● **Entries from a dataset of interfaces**
· · · ·

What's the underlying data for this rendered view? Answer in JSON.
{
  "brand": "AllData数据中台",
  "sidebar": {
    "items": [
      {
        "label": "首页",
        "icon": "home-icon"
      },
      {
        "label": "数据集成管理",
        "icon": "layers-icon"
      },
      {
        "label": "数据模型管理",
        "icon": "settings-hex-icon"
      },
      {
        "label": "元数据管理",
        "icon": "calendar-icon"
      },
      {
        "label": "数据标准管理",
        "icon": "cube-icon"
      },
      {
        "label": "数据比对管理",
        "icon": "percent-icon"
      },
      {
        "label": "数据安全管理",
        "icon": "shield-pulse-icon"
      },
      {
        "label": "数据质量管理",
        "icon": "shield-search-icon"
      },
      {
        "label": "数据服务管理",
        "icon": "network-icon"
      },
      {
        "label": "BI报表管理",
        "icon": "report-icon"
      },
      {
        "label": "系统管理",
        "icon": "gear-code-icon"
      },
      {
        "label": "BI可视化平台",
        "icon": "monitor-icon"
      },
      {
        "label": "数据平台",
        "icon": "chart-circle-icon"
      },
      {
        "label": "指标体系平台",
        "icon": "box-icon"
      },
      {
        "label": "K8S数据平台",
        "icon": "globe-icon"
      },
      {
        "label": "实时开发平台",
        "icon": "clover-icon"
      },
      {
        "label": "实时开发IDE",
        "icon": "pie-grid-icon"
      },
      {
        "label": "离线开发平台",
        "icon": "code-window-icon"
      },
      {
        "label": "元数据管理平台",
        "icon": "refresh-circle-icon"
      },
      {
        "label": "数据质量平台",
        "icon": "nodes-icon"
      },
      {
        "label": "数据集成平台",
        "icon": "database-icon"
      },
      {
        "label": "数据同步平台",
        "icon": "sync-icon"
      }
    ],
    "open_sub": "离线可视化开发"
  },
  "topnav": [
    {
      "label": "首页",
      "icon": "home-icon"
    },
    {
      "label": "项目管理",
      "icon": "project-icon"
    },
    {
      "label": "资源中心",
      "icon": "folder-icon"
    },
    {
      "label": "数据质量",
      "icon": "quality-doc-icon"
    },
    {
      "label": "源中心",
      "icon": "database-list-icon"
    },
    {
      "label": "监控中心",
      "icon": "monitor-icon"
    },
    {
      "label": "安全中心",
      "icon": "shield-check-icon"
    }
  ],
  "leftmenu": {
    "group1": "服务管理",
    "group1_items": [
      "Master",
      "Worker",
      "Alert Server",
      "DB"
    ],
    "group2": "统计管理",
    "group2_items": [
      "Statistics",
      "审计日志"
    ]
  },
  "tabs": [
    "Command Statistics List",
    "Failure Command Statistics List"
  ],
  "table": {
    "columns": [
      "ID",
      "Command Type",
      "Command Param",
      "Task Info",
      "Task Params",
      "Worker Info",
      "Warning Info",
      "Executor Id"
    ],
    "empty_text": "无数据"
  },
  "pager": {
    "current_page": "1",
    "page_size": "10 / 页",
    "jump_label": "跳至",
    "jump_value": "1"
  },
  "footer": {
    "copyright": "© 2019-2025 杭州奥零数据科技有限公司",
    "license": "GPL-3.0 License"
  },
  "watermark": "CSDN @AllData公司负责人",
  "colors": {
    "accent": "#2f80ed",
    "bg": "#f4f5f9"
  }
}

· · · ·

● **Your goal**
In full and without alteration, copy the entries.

● **Task output**
What's the underlying data for this rendered view? Answer in JSON.
{
  "brand": "AllData数据中台",
  "sidebar": {
    "items": [
      {
        "label": "首页",
        "icon": "home-icon"
      },
      {
        "label": "数据集成管理",
        "icon": "layers-icon"
      },
      {
        "label": "数据模型管理",
        "icon": "settings-hex-icon"
      },
      {
        "label": "元数据管理",
        "icon": "calendar-icon"
      },
      {
        "label": "数据标准管理",
        "icon": "cube-icon"
      },
      {
        "label": "数据比对管理",
        "icon": "percent-icon"
      },
      {
        "label": "数据安全管理",
        "icon": "shield-pulse-icon"
      },
      {
        "label": "数据质量管理",
        "icon": "shield-search-icon"
      },
      {
        "label": "数据服务管理",
        "icon": "network-icon"
      },
      {
        "label": "BI报表管理",
        "icon": "report-icon"
      },
      {
        "label": "系统管理",
        "icon": "gear-code-icon"
      },
      {
        "label": "BI可视化平台",
        "icon": "monitor-icon"
      },
      {
        "label": "数据平台",
        "icon": "chart-circle-icon"
      },
      {
        "label": "指标体系平台",
        "icon": "box-icon"
      },
      {
        "label": "K8S数据平台",
        "icon": "globe-icon"
      },
      {
        "label": "实时开发平台",
        "icon": "clover-icon"
      },
      {
        "label": "实时开发IDE",
        "icon": "pie-grid-icon"
      },
      {
        "label": "离线开发平台",
        "icon": "code-window-icon"
      },
      {
        "label": "元数据管理平台",
        "icon": "refresh-circle-icon"
      },
      {
        "label": "数据质量平台",
        "icon": "nodes-icon"
      },
      {
        "label": "数据集成平台",
        "icon": "database-icon"
      },
      {
        "label": "数据同步平台",
        "icon": "sync-icon"
      }
    ],
    "open_sub": "离线可视化开发"
  },
  "topnav": [
    {
      "label": "首页",
      "icon": "home-icon"
    },
    {
      "label": "项目管理",
      "icon": "project-icon"
    },
    {
      "label": "资源中心",
      "icon": "folder-icon"
    },
    {
      "label": "数据质量",
      "icon": "quality-doc-icon"
    },
    {
      "label": "源中心",
      "icon": "database-list-icon"
    },
    {
      "label": "监控中心",
      "icon": "monitor-icon"
    },
    {
      "label": "安全中心",
      "icon": "shield-check-icon"
    }
  ],
  "leftmenu": {
    "group1": "服务管理",
    "group1_items": [
      "Master",
      "Worker",
      "Alert Server",
      "DB"
    ],
    "group2": "统计管理",
    "group2_items": [
      "Statistics",
      "审计日志"
    ]
  },
  "tabs": [
    "Command Statistics List",
    "Failure Command Statistics List"
  ],
  "table": {
    "columns": [
      "ID",
      "Command Type",
      "Command Param",
      "Task Info",
      "Task Params",
      "Worker Info",
      "Warning Info",
      "Executor Id"
    ],
    "empty_text": "无数据"
  },
  "pager": {
    "current_page": "1",
    "page_size": "10 / 页",
    "jump_label": "跳至",
    "jump_value": "1"
  },
  "footer": {
    "copyright": "© 2019-2025 杭州奥零数据科技有限公司",
    "license": "GPL-3.0 License"
  },
  "watermark": "CSDN @AllData公司负责人",
  "colors": {
    "accent": "#2f80ed",
    "bg": "#f4f5f9"
  }
}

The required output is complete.